Its been over a year since we started work on the Mapping Memory project, investigating peoples’ experiences of Liverpool in the 1950’s 60’s and 70’s. We were given a new perspective on our work by John Quirk, a former electrical engineer and avid kite photographer.
We spoke to John about his experiences working in Liverpool during the last days of the working central waterfront, plotting places he remembered on a map, before heading out on to explore on foot. John took us to the Pier Head, where he remembered buying the off steak pie from a kiosk before catching the bus home after a night out in the 60s. The Pier Head used to be Liverpool’s transport hub, with buses, trams (until 1957), the overhead railway (until 1956), and of course, the landing stage for the ferry. It has changed a lot over the decades, with its latest incarnation incorporating a magnificent extension to the Leeds – Liverpool canal.
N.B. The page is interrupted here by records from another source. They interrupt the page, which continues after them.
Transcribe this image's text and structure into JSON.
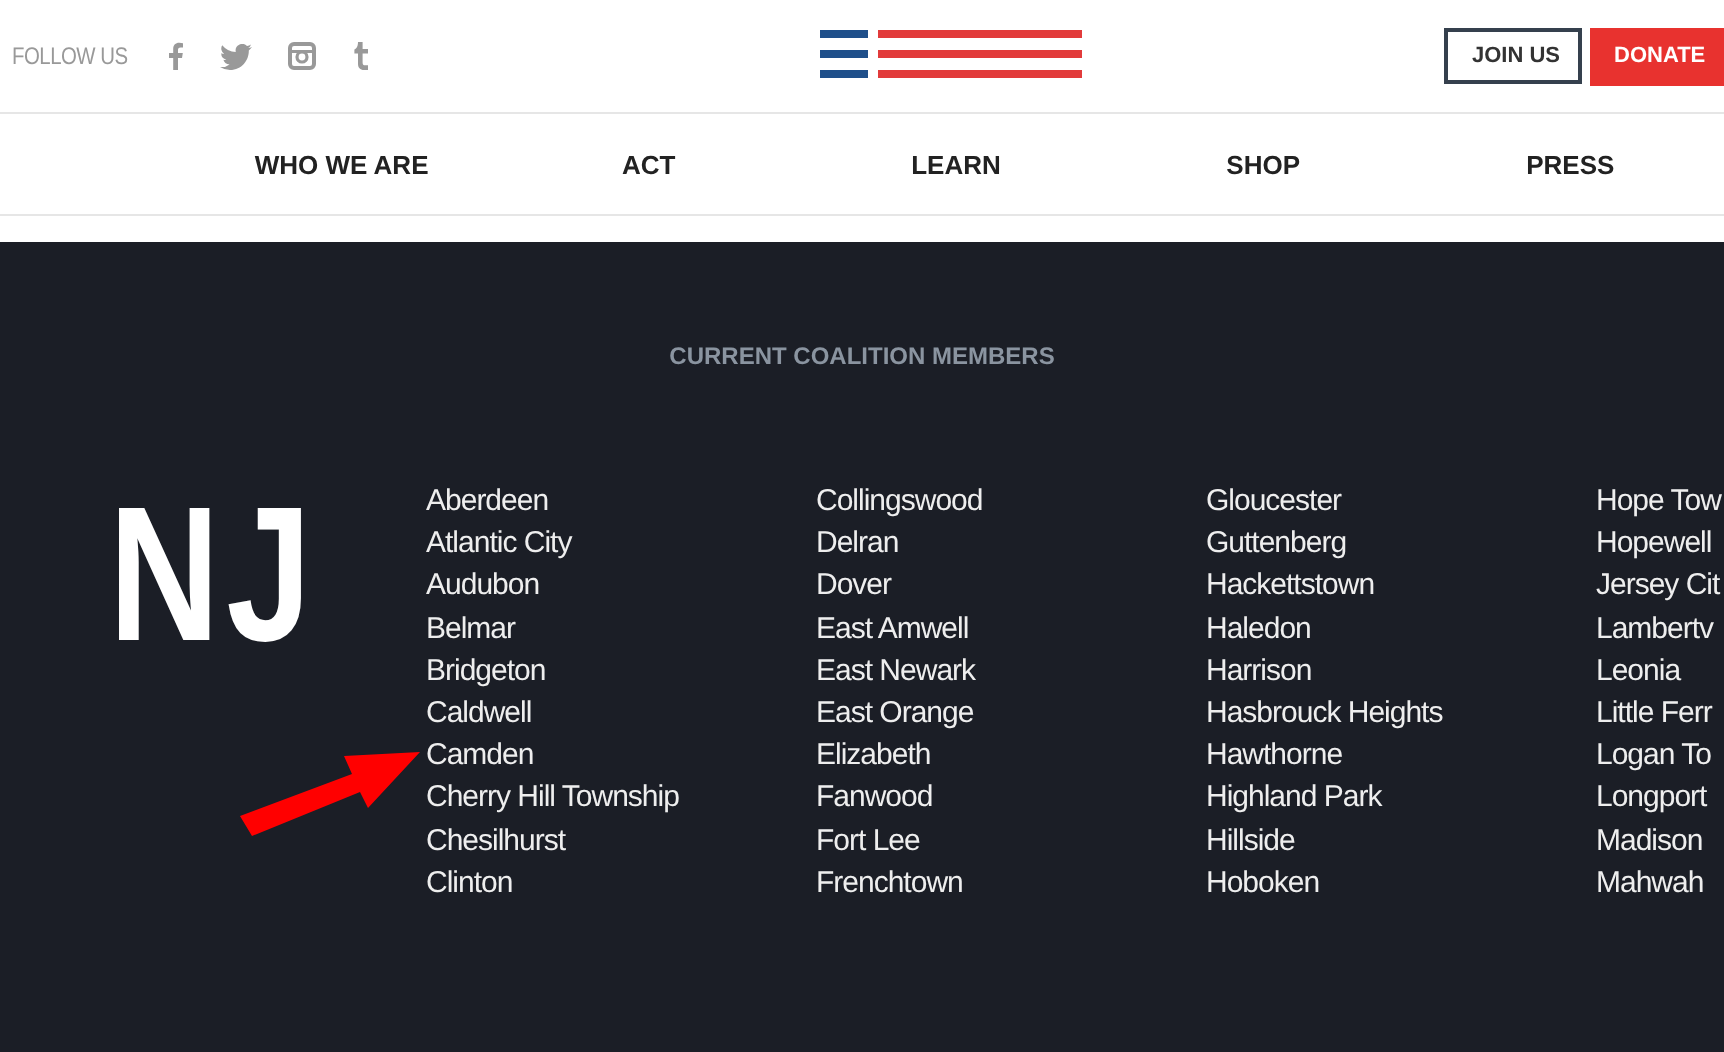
{
  "header": {
    "follow_label": "FOLLOW US",
    "buttons": [
      {
        "label": "JOIN US",
        "kind": "outline"
      },
      {
        "label": "DONATE",
        "kind": "filled"
      }
    ]
  },
  "nav": {
    "items": [
      "WHO WE ARE",
      "ACT",
      "LEARN",
      "SHOP",
      "PRESS"
    ]
  },
  "members": {
    "heading": "CURRENT COALITION MEMBERS",
    "state": "NJ",
    "columns": [
      [
        "Aberdeen",
        "Atlantic City",
        "Audubon",
        "Belmar",
        "Bridgeton",
        "Caldwell",
        "Camden",
        "Cherry Hill Township",
        "Chesilhurst",
        "Clinton"
      ],
      [
        "Collingswood",
        "Delran",
        "Dover",
        "East Amwell",
        "East Newark",
        "East Orange",
        "Elizabeth",
        "Fanwood",
        "Fort Lee",
        "Frenchtown"
      ],
      [
        "Gloucester",
        "Guttenberg",
        "Hackettstown",
        "Haledon",
        "Harrison",
        "Hasbrouck Heights",
        "Hawthorne",
        "Highland Park",
        "Hillside",
        "Hoboken"
      ],
      [
        "Hope Tow",
        "Hopewell",
        "Jersey Cit",
        "Lambertv",
        "Leonia",
        "Little Ferr",
        "Logan To",
        "Longport",
        "Madison",
        "Mahwah"
      ]
    ]
  }
}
As a film-maker I am used to framing the action, having thought about all possible perspectives, but here John showed me the city in a way that I’d never seen before. Using a home-made bracket he attached a digital camera to the kite line, and sent it up far into the sky to take picture using a radio controlled transmitter. The images of the Pier Head from above were revealing – the edge where the Mersey meets the land, the sense of boundaries and urban landscaping, and the buildings in conversation with each other, and even ourselves, filming John as he let the kite climb higher, and we became as small as ants.
The really amazing aspect though, the things that really blew me away, were the simplicity of the technique, the freedom and political nature of being able to get a perspective of public space, and the craft and skill that John put into making the bracket and controlling the kite. Having spent so long looking at maps of Liverpool, John showed us a new way to navigate the city, creating a view not unlike a map.
When I say the technique was simple, I mean in principle. In reality, John’s experience and skill in creating things from scratch, combined with his understanding of electronics and his love of kite and photography to make a really fascinating and powerful device. It immediatley made me think of some of our more hands-on electronics friends (Ross Dalziel, Dave Lynch, and the DoES lads John McKerril and Adrian McEwen) who combine digital skills with physical computing to create something new and creative. It is a very powerful thing to have an idea for a tool and be able to make it, but something that came naturally to John, and indeed many of the people we have met on this project. Creating something from scratch on a lathe, or seeing how science, manufacturing and artistry combine to create a ship’s compass – this exposure to process and tools – is key in supporting the creative mind in developing and achieving its crazy ideas.